“In light of the inability of an individual to deduct state and local income taxes on their federal return under the new tax law, moving to a low or no-tax state can be a very attractive alternative to individuals,” Corrie said. “The question always is how much is a person of means willing to change his or her lifestyle to accommodate a financial plan?”
Corrie added that many of the people who come to him with these types of questions are high net worth individuals who are about to engage in a transaction – like the sale of a business or real estate located outside of New York. He noted the businesses or properties are often being held in an LLC, and the sale is picked up on individuals’ personal income tax returns in their home state.

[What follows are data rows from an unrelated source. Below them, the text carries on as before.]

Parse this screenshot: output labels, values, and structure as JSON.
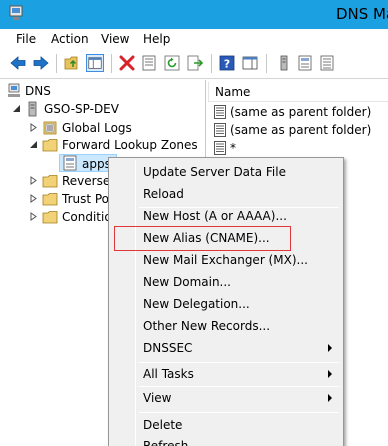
{
  "window": {
    "title": "DNS Ma",
    "accent": "#1ba1e2"
  },
  "menubar": {
    "items": [
      "File",
      "Action",
      "View",
      "Help"
    ]
  },
  "toolbar": {
    "buttons": [
      "back-icon",
      "forward-icon",
      "up-folder-icon",
      "show-hide-tree-icon",
      "delete-icon",
      "properties-icon",
      "refresh-icon",
      "export-icon",
      "help-icon",
      "action-pane-icon",
      "server-icon",
      "zone-icon",
      "record-icon"
    ]
  },
  "tree": {
    "root": "DNS",
    "server": "GSO-SP-DEV",
    "nodes": [
      "Global Logs",
      "Forward Lookup Zones",
      "apps",
      "Reverse",
      "Trust Po",
      "Conditio"
    ]
  },
  "list": {
    "column_header": "Name",
    "rows": [
      "(same as parent folder)",
      "(same as parent folder)",
      "*"
    ]
  },
  "context_menu": {
    "items": [
      {
        "label": "Update Server Data File",
        "submenu": false
      },
      {
        "label": "Reload",
        "submenu": false
      },
      {
        "label": "New Host (A or AAAA)...",
        "submenu": false
      },
      {
        "label": "New Alias (CNAME)...",
        "submenu": false,
        "highlighted": true
      },
      {
        "label": "New Mail Exchanger (MX)...",
        "submenu": false
      },
      {
        "label": "New Domain...",
        "submenu": false
      },
      {
        "label": "New Delegation...",
        "submenu": false
      },
      {
        "label": "Other New Records...",
        "submenu": false
      },
      {
        "label": "DNSSEC",
        "submenu": true
      },
      {
        "label": "All Tasks",
        "submenu": true
      },
      {
        "label": "View",
        "submenu": true
      },
      {
        "label": "Delete",
        "submenu": false
      },
      {
        "label": "Refresh",
        "submenu": false
      }
    ],
    "highlight_color": "#e0383a"
  }
}
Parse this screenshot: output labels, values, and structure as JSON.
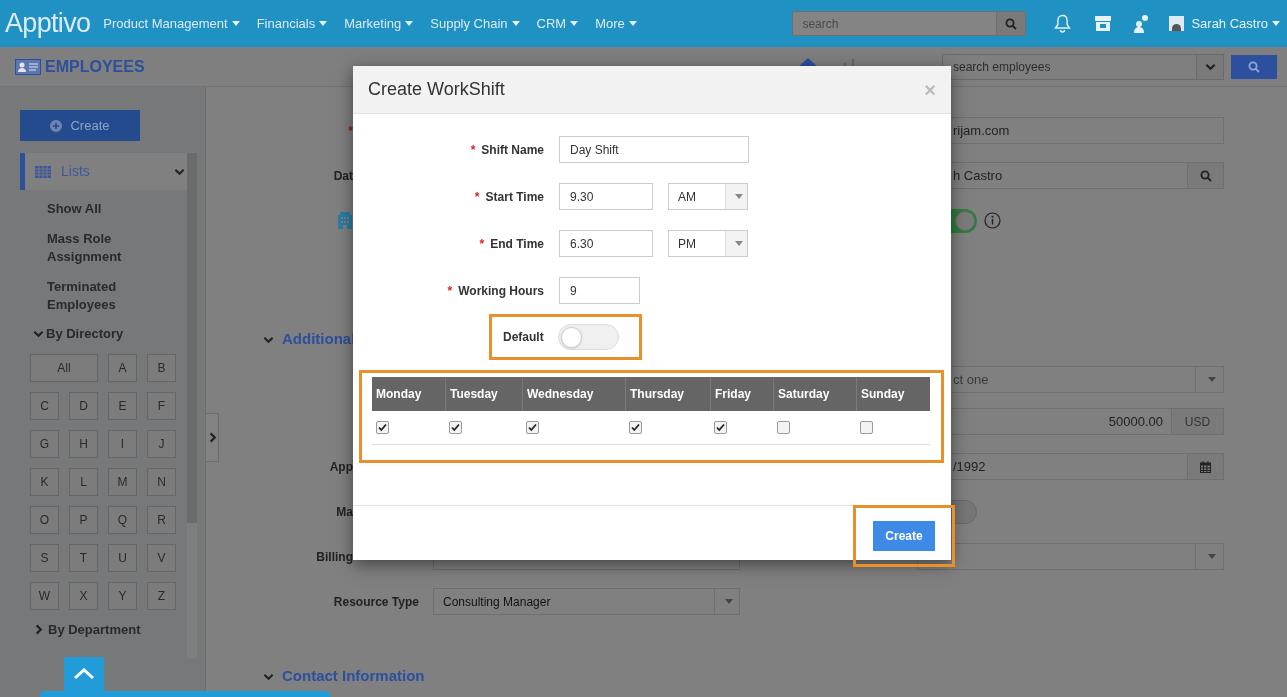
{
  "nav": {
    "logo": "Apptivo",
    "menus": [
      "Product Management",
      "Financials",
      "Marketing",
      "Supply Chain",
      "CRM",
      "More"
    ],
    "search": {
      "placeholder": "search"
    },
    "user": "Sarah Castro"
  },
  "app_bar": {
    "title": "EMPLOYEES",
    "search": {
      "placeholder": "search employees"
    }
  },
  "sidebar": {
    "create": "Create",
    "lists": {
      "label": "Lists",
      "expanded": true
    },
    "items": [
      "Show All",
      "Mass Role Assignment",
      "Terminated Employees"
    ],
    "directory": {
      "label": "By Directory",
      "expanded": true,
      "letters": [
        "All",
        "A",
        "B",
        "C",
        "D",
        "E",
        "F",
        "G",
        "H",
        "I",
        "J",
        "K",
        "L",
        "M",
        "N",
        "O",
        "P",
        "Q",
        "R",
        "S",
        "T",
        "U",
        "V",
        "W",
        "X",
        "Y",
        "Z"
      ]
    },
    "department": {
      "label": "By Department",
      "expanded": false
    }
  },
  "form": {
    "rows": [
      {
        "kind": "partial",
        "label": "*",
        "right": {
          "kind": "text",
          "value": "rijam.com"
        }
      },
      {
        "kind": "partial",
        "label": "Dat",
        "right": {
          "kind": "search",
          "value": "h Castro"
        }
      },
      {
        "kind": "partial",
        "icon": true,
        "right": {
          "kind": "toggle",
          "on": true
        }
      },
      {
        "kind": "heading",
        "label": "Additional"
      },
      {
        "kind": "partial",
        "right": {
          "kind": "select",
          "value": "ct one"
        }
      },
      {
        "kind": "partial",
        "right": {
          "kind": "money",
          "value": "50000.00",
          "unit": "USD"
        }
      },
      {
        "kind": "partial",
        "label": "App",
        "right": {
          "kind": "date",
          "value": "/1992"
        }
      },
      {
        "kind": "partial",
        "label": "Ma",
        "right": {
          "kind": "toggle",
          "on": false
        }
      },
      {
        "kind": "partial",
        "label": "Billing",
        "left": {
          "kind": "blank"
        },
        "right": {
          "kind": "select"
        }
      },
      {
        "kind": "field",
        "label": "Resource Type",
        "left": {
          "kind": "select",
          "value": "Consulting Manager"
        }
      },
      {
        "kind": "heading",
        "label": "Contact Information"
      }
    ]
  },
  "dialog": {
    "title": "Create WorkShift",
    "close": "×",
    "fields": [
      {
        "kind": "text",
        "label": "Shift Name",
        "required": true,
        "value": "Day Shift"
      },
      {
        "kind": "time",
        "label": "Start Time",
        "required": true,
        "value": "9.30",
        "period": "AM"
      },
      {
        "kind": "time",
        "label": "End Time",
        "required": true,
        "value": "6.30",
        "period": "PM"
      },
      {
        "kind": "short",
        "label": "Working Hours",
        "required": true,
        "value": "9"
      }
    ],
    "default": {
      "label": "Default",
      "on": false
    },
    "days": [
      {
        "label": "Monday",
        "checked": true
      },
      {
        "label": "Tuesday",
        "checked": true
      },
      {
        "label": "Wednesday",
        "checked": true
      },
      {
        "label": "Thursday",
        "checked": true
      },
      {
        "label": "Friday",
        "checked": true
      },
      {
        "label": "Saturday",
        "checked": false
      },
      {
        "label": "Sunday",
        "checked": false
      }
    ],
    "create": "Create"
  }
}
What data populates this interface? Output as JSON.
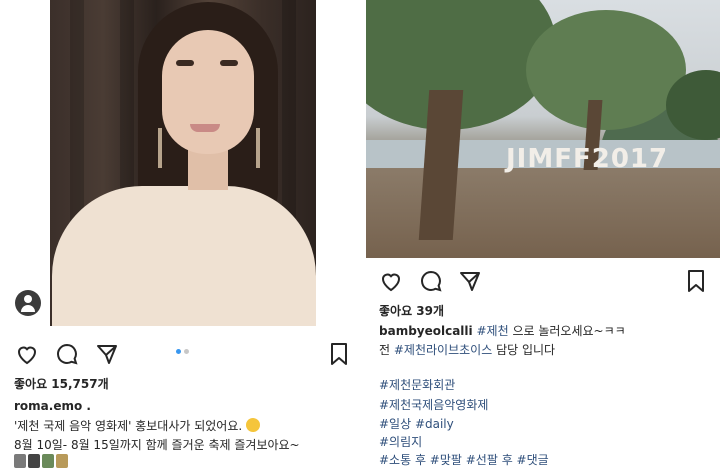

Geoffrey Weinstein, special counsel in the Tax, Trusts & Estates Department of Cole Schotz, told FOX Business he receives direct calls about twice a week. Weinstein has offices in both Florida and New Jersey.
During this year’s tax season – as people were in the throes of figuring out how changes to the tax code were affecting them personally – Weinstein said he was receiving up to four calls per week from people who wanted information about changing their state of residence. Like Corrie, some of the calls Weinstein receives are from people with pass-through businesses in New Jersey and New York.
As previously reported by FOX Business, there could be another flood of frustrated taxpayers looking to flee higher-tax states as the extended tax deadline approaches this fall.
Additionally, the Treasury Department recently issued guidance disallowing a workaround high-tax states, like New York, were hoping to use in order to limit the impact of the $10,000 SALT cap on residents. That, too, could speed up moves.
The $10,000 cap is well below the average amounts claimed by individuals in states like New York, California and New Jersey. The average deduction claimed in California, for example, is $22,000, according to Kevin de Leon, a Democratic member of the California Senate.
While Florida received more movers than any other state last year, according to data from the U.S. Census Bureau, New York's outflows to the Sunshine State were the highest – 63,772 people. New York had the third-largest outflows of any state, with 452,580 people moving out within the past year. California, another high-tax state, had the largest outflow of domestic residents – with the highest proportion of people headed to Texas, Arizona and Washington.